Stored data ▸
= Beginning of Section =
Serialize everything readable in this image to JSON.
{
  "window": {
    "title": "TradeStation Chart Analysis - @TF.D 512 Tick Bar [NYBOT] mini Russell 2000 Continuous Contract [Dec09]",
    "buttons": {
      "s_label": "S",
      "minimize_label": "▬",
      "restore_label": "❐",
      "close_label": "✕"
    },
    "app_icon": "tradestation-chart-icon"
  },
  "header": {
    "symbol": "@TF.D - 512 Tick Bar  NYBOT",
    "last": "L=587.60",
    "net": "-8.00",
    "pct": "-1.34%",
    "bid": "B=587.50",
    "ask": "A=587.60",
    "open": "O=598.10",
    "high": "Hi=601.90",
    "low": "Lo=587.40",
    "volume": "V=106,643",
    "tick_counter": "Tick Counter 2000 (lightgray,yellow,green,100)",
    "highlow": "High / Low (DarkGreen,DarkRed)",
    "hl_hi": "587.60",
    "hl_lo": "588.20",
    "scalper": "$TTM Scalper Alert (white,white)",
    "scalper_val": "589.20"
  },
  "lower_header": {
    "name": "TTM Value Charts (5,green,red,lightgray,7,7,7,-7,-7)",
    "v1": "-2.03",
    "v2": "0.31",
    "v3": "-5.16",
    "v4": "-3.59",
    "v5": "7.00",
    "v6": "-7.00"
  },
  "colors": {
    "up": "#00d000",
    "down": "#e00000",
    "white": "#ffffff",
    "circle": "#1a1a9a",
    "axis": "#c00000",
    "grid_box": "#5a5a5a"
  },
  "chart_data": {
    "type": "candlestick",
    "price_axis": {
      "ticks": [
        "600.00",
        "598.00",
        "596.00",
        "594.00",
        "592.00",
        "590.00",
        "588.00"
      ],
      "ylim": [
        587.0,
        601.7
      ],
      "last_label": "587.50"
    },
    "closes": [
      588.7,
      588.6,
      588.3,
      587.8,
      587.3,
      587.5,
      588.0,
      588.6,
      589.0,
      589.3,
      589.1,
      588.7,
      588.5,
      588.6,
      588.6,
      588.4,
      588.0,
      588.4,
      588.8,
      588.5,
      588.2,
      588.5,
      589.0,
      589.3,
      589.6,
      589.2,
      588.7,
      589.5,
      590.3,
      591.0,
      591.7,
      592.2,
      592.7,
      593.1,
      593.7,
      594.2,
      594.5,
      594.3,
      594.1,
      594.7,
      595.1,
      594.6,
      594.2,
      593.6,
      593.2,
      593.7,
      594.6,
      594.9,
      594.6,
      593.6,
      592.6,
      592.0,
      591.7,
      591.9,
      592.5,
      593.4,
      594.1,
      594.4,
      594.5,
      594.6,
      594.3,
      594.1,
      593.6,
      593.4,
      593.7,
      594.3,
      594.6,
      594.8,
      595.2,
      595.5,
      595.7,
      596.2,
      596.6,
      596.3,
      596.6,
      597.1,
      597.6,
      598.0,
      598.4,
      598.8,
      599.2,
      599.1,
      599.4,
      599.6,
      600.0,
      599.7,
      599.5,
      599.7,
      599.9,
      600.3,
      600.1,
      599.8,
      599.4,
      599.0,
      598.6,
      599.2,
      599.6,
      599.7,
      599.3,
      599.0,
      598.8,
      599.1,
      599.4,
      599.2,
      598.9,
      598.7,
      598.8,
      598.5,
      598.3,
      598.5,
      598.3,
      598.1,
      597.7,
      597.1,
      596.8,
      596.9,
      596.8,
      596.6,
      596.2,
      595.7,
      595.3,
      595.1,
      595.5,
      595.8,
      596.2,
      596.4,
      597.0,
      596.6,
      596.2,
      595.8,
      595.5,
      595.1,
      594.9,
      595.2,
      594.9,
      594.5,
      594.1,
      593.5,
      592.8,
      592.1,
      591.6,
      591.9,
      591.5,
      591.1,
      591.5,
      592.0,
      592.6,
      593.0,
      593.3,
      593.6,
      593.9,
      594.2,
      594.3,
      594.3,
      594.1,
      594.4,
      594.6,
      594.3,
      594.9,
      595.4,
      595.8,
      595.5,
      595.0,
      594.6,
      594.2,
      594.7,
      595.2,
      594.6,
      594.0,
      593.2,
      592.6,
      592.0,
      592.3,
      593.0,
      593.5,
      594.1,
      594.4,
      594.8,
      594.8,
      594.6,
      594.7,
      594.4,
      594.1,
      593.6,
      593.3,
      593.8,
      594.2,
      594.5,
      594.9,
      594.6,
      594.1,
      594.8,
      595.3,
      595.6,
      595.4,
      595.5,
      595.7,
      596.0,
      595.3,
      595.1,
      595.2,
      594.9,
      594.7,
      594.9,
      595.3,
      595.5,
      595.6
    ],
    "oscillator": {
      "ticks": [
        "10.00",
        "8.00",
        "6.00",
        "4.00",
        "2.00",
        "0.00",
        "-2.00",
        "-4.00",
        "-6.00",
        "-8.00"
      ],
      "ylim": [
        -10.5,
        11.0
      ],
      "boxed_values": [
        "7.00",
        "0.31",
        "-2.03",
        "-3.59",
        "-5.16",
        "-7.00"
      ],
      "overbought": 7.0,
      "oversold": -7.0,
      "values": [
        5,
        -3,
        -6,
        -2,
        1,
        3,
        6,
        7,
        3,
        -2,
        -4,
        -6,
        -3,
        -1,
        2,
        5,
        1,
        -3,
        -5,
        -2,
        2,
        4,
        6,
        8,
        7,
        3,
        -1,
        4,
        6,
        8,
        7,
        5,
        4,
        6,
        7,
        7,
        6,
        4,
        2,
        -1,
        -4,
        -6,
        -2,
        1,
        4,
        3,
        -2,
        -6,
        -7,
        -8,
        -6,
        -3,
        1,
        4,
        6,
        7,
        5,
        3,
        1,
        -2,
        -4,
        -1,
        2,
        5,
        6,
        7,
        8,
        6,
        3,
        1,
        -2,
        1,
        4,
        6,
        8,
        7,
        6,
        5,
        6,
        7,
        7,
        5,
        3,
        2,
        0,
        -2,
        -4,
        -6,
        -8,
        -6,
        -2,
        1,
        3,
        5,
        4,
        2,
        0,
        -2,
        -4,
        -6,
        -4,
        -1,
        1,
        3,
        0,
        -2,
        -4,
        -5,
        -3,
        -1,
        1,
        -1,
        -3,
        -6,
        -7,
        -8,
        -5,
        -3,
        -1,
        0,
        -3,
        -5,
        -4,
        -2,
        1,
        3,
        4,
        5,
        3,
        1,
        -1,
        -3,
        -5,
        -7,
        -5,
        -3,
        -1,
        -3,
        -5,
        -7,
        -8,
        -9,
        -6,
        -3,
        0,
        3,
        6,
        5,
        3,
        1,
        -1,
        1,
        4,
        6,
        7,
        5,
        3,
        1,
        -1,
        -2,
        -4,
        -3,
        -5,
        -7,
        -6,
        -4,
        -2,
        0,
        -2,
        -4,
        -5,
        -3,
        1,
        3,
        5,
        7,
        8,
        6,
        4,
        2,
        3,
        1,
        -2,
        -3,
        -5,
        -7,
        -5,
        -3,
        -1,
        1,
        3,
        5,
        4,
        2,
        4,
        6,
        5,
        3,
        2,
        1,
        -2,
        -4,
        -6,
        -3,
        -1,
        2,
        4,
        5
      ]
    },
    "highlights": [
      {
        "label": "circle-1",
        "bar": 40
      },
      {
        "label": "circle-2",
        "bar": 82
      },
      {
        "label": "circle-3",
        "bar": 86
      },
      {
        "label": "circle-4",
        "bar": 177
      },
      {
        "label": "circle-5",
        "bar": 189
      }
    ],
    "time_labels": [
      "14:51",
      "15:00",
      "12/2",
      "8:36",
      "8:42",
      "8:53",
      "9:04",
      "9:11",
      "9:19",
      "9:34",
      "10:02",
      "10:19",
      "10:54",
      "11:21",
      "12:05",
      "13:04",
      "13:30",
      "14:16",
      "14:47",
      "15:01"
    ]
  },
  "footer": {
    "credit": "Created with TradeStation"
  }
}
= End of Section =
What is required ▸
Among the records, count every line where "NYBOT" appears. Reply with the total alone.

Result of this task ▸
2